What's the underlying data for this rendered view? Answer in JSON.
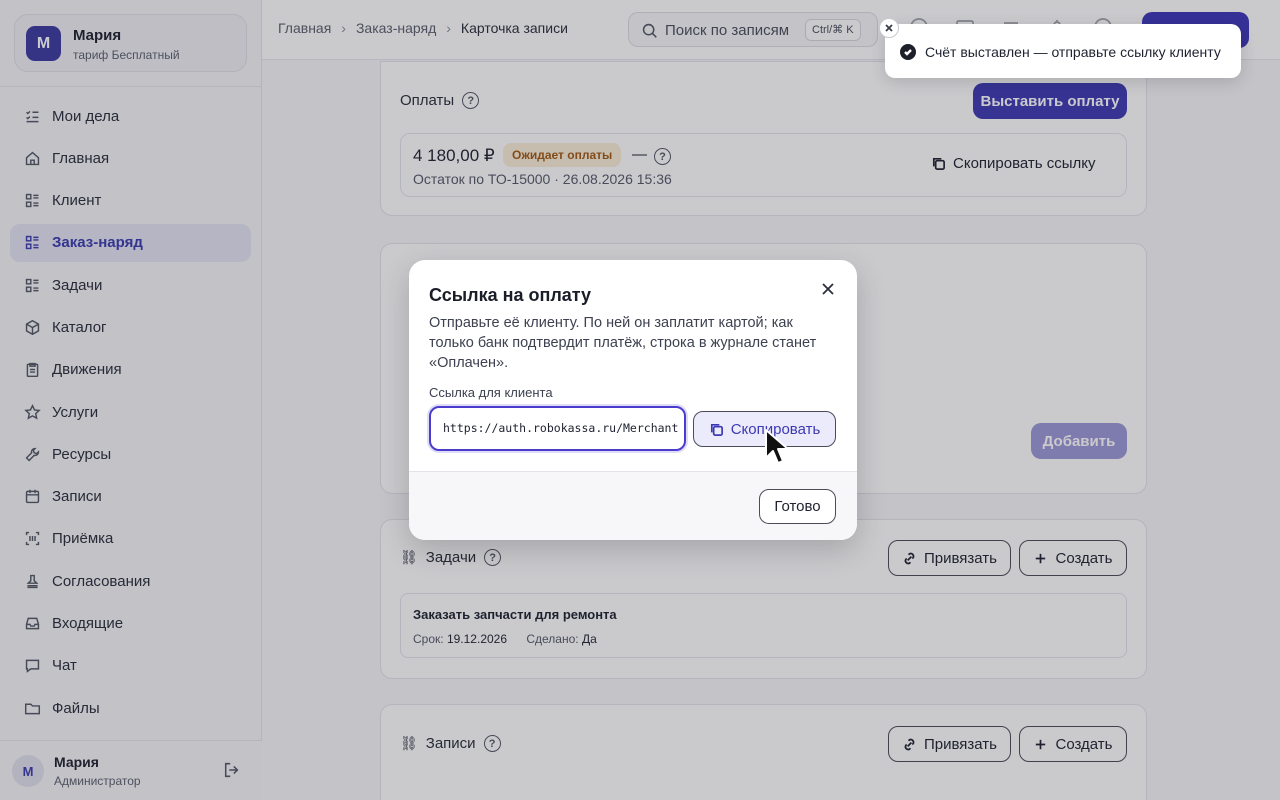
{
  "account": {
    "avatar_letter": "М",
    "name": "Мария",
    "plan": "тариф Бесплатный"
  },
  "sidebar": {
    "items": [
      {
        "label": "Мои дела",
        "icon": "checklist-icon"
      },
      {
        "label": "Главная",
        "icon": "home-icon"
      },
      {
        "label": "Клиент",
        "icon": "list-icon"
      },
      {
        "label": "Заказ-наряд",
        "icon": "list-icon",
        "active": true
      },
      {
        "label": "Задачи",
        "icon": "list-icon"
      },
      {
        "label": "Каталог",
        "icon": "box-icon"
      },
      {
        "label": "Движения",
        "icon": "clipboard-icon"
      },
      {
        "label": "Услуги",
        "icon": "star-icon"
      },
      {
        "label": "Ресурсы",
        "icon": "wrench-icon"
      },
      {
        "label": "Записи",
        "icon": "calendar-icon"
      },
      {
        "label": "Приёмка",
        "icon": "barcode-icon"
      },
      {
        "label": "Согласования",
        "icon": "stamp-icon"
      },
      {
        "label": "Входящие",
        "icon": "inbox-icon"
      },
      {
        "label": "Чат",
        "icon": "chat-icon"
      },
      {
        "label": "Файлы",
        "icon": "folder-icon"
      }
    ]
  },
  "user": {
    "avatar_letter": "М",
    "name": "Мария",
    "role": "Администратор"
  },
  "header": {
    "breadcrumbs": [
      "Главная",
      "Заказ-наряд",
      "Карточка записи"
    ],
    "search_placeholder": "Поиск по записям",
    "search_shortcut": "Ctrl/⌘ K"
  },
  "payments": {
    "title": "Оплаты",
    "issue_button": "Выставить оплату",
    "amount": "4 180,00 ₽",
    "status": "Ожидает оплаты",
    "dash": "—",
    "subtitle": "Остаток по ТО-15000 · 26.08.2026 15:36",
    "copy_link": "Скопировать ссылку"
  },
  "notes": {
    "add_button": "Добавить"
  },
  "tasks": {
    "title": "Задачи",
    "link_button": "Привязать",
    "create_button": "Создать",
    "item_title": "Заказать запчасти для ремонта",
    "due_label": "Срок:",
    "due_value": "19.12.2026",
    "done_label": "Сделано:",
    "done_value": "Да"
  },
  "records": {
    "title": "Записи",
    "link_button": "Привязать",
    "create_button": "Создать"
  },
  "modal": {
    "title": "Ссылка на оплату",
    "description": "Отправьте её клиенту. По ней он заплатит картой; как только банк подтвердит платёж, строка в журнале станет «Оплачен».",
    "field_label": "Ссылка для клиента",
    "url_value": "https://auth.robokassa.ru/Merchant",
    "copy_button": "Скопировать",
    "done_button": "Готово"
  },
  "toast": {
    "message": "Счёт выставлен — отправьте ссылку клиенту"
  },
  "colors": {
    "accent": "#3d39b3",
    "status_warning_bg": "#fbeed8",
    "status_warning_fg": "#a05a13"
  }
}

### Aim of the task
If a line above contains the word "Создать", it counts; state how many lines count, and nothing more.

### Output below
2